ASSIGNED TASK:
Read through the data, and wherever a line holds the word "will", write that line out.

PROVIDED ENTRIES:
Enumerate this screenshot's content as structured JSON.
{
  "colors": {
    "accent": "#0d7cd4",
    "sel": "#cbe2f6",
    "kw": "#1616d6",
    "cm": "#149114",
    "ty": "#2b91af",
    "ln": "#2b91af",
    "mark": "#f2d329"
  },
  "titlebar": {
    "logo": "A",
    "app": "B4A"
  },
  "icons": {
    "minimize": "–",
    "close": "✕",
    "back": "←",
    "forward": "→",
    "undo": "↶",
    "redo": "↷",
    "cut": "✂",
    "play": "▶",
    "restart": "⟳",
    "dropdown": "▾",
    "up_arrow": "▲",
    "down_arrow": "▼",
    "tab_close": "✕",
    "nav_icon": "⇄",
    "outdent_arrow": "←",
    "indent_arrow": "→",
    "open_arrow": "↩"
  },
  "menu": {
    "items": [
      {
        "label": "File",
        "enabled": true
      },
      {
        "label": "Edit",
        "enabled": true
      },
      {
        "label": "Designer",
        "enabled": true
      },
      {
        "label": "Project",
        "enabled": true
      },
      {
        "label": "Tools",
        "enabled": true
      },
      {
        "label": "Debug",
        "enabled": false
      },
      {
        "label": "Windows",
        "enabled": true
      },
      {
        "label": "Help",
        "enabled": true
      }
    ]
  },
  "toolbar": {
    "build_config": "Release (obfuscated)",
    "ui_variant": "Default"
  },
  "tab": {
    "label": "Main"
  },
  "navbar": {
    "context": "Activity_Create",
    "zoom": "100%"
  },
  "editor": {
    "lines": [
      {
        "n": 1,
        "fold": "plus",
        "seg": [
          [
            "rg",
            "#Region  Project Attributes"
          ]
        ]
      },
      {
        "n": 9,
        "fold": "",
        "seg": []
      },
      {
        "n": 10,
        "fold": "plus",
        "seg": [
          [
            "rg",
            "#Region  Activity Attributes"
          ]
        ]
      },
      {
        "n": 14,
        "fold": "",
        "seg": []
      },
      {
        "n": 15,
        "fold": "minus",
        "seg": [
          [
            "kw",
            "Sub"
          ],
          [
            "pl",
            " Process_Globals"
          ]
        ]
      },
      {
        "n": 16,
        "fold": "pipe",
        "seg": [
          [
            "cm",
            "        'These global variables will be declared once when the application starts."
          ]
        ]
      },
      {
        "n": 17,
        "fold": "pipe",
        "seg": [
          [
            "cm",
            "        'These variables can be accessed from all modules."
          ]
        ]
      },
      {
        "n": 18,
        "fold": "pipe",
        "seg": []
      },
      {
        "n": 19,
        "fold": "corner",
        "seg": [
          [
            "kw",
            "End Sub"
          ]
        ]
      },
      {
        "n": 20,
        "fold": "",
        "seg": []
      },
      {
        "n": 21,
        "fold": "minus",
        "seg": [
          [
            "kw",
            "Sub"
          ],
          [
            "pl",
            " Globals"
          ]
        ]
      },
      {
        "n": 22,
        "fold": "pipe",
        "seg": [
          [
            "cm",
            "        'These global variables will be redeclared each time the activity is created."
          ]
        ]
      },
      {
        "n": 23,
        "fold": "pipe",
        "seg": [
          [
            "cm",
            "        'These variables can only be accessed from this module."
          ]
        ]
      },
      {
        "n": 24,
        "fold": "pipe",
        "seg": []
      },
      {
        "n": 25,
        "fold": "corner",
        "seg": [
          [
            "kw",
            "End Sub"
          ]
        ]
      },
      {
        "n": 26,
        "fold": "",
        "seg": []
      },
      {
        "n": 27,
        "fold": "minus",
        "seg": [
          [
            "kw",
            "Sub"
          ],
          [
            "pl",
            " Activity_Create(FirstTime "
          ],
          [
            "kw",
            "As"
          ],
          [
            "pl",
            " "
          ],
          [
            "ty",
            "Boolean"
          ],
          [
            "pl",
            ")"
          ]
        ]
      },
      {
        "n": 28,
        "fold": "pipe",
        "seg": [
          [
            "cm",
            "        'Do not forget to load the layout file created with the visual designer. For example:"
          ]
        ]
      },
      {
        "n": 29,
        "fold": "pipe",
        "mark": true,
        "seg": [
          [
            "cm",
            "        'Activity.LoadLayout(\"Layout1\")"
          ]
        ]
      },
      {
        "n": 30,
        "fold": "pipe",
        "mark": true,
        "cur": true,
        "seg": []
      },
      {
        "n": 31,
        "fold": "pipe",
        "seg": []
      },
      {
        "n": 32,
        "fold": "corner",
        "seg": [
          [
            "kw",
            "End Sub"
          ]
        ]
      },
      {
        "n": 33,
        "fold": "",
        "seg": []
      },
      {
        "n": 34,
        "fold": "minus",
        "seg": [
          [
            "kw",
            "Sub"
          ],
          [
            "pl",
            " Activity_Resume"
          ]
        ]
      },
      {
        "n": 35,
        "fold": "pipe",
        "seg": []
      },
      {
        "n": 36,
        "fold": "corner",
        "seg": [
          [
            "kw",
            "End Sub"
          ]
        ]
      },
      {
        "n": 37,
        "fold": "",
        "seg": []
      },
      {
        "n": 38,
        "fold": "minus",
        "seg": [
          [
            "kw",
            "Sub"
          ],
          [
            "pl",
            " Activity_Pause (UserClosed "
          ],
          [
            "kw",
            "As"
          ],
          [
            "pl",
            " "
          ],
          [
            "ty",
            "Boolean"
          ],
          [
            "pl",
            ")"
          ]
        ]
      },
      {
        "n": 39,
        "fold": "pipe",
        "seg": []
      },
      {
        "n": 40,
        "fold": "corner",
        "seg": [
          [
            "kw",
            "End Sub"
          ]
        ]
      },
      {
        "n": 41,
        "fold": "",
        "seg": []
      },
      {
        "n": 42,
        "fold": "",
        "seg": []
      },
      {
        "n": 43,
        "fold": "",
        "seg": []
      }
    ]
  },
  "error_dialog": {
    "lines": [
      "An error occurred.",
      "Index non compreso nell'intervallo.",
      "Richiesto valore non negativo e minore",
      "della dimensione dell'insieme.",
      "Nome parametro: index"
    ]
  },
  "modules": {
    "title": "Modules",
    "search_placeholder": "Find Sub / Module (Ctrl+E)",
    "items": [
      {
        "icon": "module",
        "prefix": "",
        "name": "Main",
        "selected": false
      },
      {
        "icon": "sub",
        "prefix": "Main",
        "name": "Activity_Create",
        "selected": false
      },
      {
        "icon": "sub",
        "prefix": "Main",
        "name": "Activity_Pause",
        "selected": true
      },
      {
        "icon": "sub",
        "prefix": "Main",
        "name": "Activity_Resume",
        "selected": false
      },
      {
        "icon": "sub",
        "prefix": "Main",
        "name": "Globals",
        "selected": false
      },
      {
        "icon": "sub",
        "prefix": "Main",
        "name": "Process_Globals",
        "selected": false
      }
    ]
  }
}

EXERCISE ANSWER:
            "        'These global variables will be declared once when the application starts."
            "        'These global variables will be redeclared each time the activity is created."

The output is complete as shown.